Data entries
'''

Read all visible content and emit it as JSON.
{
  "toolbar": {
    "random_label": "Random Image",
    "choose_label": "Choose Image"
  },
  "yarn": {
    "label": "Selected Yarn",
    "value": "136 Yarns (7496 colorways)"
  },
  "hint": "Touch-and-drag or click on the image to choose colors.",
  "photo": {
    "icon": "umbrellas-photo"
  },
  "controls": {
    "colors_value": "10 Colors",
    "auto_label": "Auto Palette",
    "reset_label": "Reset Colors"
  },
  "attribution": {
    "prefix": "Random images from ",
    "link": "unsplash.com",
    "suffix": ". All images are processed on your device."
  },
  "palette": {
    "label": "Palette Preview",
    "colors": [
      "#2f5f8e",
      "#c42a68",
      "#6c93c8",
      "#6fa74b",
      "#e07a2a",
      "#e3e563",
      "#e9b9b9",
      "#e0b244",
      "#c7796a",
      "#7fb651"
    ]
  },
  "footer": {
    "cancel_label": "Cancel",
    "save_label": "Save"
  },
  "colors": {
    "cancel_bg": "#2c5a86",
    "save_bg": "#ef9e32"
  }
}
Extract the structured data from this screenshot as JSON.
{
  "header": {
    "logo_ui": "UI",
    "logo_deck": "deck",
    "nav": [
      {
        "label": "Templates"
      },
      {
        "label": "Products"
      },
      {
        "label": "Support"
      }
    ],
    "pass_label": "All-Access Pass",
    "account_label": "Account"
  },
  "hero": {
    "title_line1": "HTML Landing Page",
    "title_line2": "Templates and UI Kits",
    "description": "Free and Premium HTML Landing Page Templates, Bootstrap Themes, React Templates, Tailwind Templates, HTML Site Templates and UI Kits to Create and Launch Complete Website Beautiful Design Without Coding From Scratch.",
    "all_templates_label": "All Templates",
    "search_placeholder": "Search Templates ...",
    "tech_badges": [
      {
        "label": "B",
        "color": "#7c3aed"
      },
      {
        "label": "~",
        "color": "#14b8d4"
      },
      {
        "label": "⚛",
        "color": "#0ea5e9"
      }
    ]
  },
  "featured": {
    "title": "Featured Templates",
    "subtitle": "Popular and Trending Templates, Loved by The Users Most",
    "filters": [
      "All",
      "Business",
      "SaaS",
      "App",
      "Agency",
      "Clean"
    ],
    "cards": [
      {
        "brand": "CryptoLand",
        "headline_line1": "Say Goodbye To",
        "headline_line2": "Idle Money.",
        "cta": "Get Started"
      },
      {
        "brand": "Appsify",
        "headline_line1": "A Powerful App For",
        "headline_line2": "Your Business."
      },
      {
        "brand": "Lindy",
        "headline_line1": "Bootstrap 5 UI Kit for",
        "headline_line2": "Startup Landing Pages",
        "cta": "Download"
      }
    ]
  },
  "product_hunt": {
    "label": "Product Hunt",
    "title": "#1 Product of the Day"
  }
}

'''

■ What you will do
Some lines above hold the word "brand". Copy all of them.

■ Answer area
        "brand": "CryptoLand",
        "brand": "Appsify",
        "brand": "Lindy",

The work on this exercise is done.